One possibly lesser-known style is Rauchbier. The name means ‘smoked beer’ and comes from literal smoke being used in production. When making beer, the barley malt needs to be dried. Usually these days this will be done in an oven; the temperature and length changing the colour and the taste of the malt produced. In more ancient times the barley may simply be left to dry in the sunshine. However, for Rauchbier, the malt is dried over an open flame, similar to how smoked fish is produced. The smell of the smoke (and presumably the wood used to start the fire) flavours the barley to produce a smokey-tasting malt. What you end up with is a beer that tastes faintly of smoked pork sausage.
Against the grain, one might say, is a completely different style of beer – Weissbier.
What is Weissbier?
Weissbier, or ‘white beer’, is beer brewed with wheat rather than barley. You may notice this contravenes the Rheinheitsgebot. But it’s defined as a ‘top-fermenting’ beer so it has an exception. You just have to use the right yeasts. Its name derives from ‘wheat’, because wheat is white, compared with most barley malts that are brown, but that doesn’t mean you can’t get darker-coloured variations of it.
An example of a Weissbier, from Bavaria.
Weissbier is traditionally very common in Bavaria, because of course it is. It has a very different vibe to other German beers, being softer, more ephemeral when drinking it, sweeter, and, most bizarrely, having an overall sense of banana. Of course there’s no banana In it – that would be a strict violation of Rheinheitsgebot (!) – rather the banana taste comes from the types of yeasts used, which given the laws around beer production may explain why it’s bigger in Germany than almost everywhere else; other nation’s brewers simply wouldn’t need to brew beer this way. It’s a beer style that takes some getting used to, but it’s worth trying.
[I say ‘almost’ everywhere else; it goes without saying that Belgium, and to an extent Netherlands, is exempt since they do pretty much everything]
Is there much craft beer in Germany?
The Rheinheitsgebot regulations tend to prevent many craft beers, as we would know them in countries like the UK and the USA; although there’s 1,300 breweries, and many of them are quite small, they mostly do variations on the same old themes. And you thought CAMRA were restrictive.
There are craft beer bars, but imported craft beers tend to be the ones on offer rather than domestic ones. Like Northern Monk. It was always Northern Monk. On my inter-rail trip as a whole I found that British brewer all over western Europe, including in Rennes and Bologna.
The “Craft Bier Bar”, am Wall, Bremen.
That’s not to say craft breweries don’t exist, although perhaps unsurprisingly you’re more likely to find they operate out of multi-cultural Berlin or the more casual north, rather than beer-heavy Munich.
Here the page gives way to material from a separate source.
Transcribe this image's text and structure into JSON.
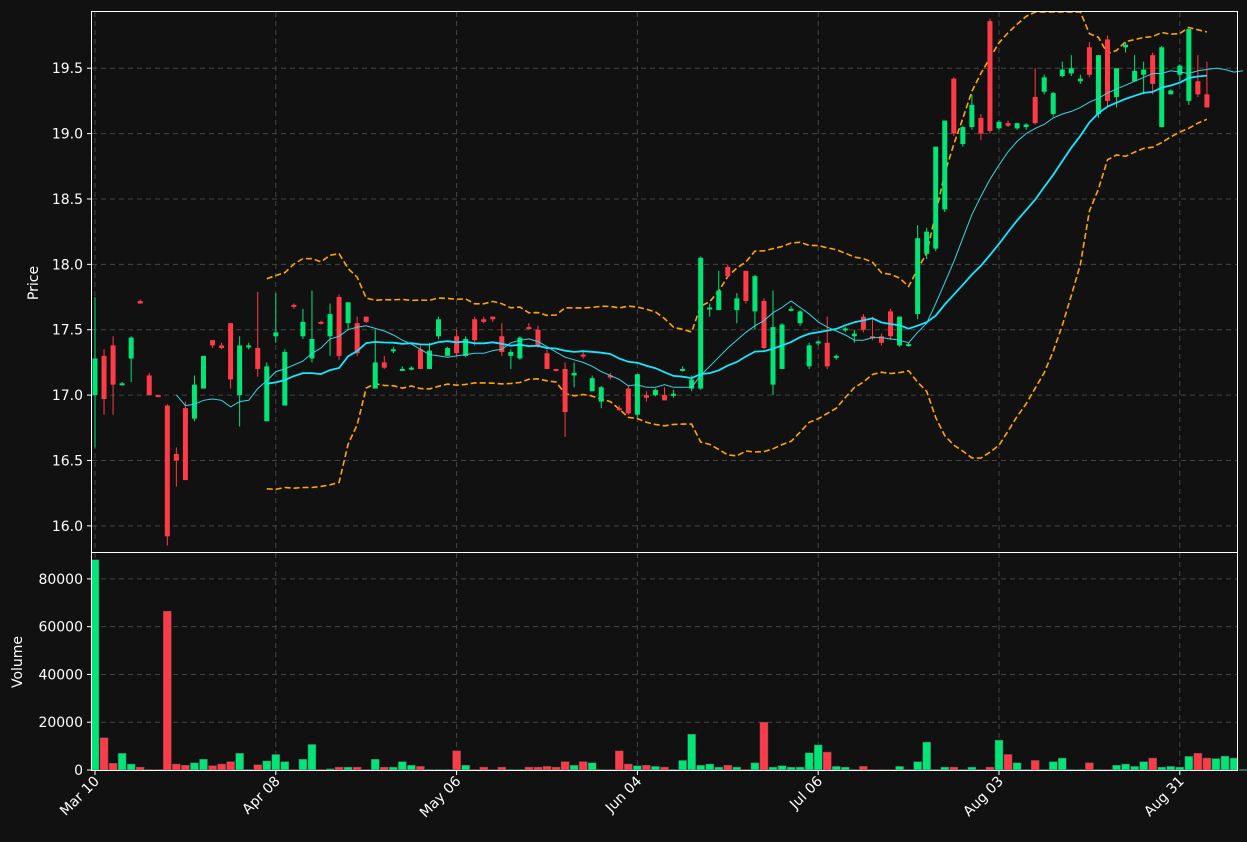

I’ve had a few domestic craft beers in bars in Bremen and Leipzig, for instance, including a porter from Landing Brewery (Hamburg), a couple of IPAs (one from Sudden Death Brewery in Lubeck, another from Brlo Brewery from Berlin), and a milk stout from Wittorfer Brewery in Neumunster, near the Danish border. They just take a bit more finding.
Beer is such a subjective taste. In researching this blog post I’ve had to drink quite a few different styles from different breweries; such a hardship I know. But obviously there’s a huge number I’ve not had the pleasure of sampling yet too – I only have Level 6 on Untappd for German beers.
Is German beer the best beer? I’d suggest if you like lager-style beers, German beer is definitely a strong contender for the best beer, but the Rheinheitsgebot regulations largely prevent many of my preferred beer styles from having much impact. In truth tho, if you’ve been making a certain kind of beer for over three thousand years, you’re going to be pretty good at it, so why change?
Two of the beers from Barfusser brewery, Nuremberg.